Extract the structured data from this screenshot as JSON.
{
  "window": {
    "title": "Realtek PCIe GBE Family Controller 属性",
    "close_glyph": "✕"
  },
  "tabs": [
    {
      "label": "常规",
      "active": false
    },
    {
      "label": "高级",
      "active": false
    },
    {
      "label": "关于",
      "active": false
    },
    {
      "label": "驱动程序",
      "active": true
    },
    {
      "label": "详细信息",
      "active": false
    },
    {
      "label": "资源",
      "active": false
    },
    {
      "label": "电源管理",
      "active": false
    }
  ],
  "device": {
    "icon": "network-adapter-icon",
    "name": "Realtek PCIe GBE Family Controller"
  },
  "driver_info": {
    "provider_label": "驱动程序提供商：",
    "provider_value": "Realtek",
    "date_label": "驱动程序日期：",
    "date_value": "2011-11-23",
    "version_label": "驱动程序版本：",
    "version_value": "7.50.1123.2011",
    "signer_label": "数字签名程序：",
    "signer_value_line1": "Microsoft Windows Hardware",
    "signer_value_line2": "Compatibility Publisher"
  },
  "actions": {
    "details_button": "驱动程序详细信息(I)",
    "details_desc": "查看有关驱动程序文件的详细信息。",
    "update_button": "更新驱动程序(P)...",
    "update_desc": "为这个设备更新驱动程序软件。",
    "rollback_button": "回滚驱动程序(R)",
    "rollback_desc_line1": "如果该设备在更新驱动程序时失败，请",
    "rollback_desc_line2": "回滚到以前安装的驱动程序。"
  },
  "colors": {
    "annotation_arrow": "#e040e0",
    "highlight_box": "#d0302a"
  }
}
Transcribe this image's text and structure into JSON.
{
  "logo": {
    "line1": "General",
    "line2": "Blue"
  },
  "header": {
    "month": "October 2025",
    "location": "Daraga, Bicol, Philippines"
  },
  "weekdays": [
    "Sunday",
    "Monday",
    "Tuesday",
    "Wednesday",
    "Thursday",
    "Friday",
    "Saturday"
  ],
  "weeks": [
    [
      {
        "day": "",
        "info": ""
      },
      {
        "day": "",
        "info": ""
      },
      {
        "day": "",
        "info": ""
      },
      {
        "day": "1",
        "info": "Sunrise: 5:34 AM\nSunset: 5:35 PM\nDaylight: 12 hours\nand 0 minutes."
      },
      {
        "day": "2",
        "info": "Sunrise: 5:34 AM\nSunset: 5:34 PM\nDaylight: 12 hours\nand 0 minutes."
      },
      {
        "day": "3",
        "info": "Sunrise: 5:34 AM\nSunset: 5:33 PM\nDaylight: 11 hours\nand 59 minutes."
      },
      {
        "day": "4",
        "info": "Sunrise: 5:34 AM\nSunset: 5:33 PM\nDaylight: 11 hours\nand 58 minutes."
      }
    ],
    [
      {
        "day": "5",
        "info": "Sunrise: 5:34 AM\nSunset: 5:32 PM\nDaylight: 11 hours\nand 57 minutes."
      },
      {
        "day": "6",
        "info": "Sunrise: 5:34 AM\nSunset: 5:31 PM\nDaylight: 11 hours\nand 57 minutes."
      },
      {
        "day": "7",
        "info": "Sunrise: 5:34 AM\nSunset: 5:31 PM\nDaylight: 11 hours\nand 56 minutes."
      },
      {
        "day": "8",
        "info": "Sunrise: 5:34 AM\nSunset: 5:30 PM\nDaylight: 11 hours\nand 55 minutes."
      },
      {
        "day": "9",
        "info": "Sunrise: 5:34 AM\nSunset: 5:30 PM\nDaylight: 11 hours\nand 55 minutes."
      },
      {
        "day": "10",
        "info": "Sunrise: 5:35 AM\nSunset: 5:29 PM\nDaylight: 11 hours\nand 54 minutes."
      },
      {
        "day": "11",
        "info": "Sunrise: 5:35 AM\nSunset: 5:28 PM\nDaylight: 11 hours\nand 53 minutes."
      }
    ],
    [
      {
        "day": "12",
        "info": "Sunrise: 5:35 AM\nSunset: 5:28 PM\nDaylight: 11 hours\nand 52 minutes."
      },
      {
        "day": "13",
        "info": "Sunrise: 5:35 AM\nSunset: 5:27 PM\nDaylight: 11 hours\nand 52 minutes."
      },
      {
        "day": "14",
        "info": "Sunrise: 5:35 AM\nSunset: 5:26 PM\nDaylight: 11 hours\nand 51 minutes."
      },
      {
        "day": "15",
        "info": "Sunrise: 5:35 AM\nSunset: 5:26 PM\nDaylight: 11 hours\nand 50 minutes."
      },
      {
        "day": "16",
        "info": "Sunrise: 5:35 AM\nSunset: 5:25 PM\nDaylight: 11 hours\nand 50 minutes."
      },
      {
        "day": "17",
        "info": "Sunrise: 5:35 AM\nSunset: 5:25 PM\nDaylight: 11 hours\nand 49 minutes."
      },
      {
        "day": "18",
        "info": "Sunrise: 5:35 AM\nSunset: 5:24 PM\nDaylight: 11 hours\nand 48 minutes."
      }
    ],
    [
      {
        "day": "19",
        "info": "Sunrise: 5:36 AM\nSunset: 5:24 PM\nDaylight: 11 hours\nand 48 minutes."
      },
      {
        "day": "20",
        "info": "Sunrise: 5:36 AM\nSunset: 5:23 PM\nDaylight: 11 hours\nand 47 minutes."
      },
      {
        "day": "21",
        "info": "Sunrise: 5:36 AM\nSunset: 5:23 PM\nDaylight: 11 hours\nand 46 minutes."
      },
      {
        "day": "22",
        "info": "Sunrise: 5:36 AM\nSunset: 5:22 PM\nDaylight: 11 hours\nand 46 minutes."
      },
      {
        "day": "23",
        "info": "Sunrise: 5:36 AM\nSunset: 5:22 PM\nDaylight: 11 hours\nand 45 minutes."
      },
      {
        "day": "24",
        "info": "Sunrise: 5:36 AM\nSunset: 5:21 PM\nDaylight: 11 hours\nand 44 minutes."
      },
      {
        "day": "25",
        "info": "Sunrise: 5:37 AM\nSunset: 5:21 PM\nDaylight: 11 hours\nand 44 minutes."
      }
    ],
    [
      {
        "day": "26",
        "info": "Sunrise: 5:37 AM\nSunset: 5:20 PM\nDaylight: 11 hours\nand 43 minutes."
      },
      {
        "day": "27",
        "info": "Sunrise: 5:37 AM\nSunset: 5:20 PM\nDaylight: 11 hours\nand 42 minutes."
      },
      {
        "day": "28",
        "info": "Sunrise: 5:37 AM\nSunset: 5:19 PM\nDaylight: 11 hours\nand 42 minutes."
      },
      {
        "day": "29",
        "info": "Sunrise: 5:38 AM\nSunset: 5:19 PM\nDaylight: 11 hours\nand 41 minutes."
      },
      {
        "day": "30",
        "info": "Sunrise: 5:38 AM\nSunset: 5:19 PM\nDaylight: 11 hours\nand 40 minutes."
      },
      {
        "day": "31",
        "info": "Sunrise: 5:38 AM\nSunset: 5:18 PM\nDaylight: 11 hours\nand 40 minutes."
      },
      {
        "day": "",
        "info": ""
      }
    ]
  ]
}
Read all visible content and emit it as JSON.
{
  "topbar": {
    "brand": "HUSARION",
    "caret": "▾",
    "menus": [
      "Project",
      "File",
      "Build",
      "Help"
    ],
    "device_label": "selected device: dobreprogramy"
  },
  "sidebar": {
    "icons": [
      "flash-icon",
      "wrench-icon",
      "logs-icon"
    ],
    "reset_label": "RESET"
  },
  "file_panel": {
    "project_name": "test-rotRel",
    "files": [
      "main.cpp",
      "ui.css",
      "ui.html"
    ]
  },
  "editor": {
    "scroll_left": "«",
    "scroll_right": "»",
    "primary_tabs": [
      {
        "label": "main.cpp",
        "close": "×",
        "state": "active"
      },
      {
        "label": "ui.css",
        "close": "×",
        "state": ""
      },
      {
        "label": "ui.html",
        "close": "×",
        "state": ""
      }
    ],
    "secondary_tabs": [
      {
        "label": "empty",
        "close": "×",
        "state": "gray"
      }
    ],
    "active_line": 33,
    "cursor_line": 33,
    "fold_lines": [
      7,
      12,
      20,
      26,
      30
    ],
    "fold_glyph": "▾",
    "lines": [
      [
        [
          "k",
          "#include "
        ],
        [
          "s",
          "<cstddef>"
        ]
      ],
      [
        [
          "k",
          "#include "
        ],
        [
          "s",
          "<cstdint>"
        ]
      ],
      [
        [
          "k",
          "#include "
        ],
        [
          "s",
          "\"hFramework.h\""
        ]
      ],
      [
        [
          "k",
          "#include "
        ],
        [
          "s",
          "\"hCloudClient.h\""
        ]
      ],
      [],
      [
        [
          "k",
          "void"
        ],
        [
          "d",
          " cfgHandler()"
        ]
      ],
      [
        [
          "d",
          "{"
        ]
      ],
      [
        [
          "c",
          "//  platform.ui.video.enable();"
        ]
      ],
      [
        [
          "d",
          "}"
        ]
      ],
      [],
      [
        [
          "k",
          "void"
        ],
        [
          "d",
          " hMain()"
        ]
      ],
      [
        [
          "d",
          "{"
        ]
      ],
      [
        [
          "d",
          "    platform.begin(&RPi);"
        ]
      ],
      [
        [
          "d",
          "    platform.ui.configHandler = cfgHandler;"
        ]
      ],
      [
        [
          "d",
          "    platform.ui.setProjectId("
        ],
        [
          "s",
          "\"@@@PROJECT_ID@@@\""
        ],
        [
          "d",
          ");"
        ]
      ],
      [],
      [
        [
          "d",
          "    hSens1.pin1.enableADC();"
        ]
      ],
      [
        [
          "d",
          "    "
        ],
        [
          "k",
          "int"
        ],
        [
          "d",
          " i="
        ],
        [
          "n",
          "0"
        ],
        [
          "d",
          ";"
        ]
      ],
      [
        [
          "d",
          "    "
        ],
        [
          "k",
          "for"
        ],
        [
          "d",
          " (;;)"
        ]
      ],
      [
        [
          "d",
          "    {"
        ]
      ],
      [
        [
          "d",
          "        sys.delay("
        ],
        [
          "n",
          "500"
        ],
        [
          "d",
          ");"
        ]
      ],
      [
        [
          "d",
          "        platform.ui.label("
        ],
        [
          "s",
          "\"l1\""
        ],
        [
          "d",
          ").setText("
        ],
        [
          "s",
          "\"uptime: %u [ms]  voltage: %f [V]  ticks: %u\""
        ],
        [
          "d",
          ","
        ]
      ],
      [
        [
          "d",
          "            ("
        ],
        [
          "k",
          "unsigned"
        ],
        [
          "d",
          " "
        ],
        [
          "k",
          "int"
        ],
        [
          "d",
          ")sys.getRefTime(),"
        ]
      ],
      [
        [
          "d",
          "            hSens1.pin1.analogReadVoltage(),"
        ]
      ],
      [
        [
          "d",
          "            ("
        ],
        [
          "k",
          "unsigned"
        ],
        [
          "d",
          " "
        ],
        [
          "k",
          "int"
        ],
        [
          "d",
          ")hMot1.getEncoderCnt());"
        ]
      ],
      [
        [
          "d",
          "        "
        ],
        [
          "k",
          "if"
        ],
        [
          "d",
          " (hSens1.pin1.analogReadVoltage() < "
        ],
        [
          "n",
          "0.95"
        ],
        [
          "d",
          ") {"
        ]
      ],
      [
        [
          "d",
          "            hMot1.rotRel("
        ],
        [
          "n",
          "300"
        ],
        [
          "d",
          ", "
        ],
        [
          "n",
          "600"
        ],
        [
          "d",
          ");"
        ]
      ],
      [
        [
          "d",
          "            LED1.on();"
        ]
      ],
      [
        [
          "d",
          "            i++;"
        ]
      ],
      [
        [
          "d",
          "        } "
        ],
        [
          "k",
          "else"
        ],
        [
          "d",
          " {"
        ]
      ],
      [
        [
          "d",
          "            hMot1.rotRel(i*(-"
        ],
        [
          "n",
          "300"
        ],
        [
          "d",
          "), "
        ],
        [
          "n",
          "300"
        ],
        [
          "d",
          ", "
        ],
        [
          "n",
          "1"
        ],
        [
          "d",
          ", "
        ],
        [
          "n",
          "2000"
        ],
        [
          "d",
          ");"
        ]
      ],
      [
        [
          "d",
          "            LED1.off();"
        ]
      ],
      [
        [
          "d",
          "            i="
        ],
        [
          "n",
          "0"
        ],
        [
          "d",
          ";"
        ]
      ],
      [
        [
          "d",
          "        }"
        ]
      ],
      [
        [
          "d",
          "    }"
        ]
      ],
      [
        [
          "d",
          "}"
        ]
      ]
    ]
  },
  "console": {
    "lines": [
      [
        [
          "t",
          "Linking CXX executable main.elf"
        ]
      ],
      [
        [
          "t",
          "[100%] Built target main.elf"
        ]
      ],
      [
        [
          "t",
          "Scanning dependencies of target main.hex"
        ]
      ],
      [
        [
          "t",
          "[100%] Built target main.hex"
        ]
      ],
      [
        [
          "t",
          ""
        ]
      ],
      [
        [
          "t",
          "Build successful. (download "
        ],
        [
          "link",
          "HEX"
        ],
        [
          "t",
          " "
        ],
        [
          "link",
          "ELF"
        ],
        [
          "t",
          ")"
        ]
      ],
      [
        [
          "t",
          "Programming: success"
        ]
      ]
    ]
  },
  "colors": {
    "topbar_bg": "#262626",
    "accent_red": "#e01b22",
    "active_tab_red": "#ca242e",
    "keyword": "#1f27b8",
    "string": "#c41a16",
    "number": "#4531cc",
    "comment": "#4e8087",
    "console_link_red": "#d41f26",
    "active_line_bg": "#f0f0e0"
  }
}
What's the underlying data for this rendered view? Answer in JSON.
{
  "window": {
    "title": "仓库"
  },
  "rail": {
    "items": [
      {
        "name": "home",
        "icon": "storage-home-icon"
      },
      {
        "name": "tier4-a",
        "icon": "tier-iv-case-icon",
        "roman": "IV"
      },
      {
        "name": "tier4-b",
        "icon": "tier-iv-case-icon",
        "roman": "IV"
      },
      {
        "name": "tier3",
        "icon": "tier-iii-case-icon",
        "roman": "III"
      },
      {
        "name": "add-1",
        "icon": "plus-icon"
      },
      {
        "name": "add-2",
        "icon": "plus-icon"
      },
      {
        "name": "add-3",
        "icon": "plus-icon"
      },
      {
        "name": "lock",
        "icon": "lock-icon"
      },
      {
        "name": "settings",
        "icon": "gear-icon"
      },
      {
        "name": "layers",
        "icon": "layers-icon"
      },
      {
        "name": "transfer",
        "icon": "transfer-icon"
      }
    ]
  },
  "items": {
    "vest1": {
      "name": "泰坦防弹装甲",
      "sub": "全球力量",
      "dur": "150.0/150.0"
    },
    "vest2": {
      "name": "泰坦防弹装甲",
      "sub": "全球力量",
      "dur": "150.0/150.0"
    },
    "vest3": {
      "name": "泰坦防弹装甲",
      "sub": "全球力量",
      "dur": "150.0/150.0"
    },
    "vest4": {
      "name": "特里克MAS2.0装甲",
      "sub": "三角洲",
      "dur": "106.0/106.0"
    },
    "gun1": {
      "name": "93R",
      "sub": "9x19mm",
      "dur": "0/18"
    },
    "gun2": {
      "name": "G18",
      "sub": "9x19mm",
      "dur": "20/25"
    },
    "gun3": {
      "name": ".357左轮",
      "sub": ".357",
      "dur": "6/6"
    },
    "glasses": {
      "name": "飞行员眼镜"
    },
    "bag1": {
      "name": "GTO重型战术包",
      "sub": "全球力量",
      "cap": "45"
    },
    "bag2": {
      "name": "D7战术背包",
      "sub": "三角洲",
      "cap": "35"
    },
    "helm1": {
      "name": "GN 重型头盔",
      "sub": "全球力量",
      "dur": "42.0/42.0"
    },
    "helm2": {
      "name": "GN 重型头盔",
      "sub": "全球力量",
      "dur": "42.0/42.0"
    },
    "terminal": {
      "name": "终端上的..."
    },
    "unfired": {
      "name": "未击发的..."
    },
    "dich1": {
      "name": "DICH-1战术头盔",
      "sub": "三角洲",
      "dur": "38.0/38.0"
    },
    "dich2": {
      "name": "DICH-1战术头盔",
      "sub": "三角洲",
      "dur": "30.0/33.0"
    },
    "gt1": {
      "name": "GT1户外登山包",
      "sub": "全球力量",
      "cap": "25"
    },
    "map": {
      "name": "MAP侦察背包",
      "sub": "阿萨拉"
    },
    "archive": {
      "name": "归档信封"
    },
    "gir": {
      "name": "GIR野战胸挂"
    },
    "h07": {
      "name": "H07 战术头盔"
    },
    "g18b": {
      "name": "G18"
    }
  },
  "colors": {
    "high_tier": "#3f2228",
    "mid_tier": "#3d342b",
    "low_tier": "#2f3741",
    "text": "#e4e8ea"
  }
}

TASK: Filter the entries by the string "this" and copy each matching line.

RESPONSE AREA:
Extract the structured data from this screenshot as JSON.
Transcribe this image's text and structure into JSON.
What's the underlying data for this rendered view? Answer in JSON.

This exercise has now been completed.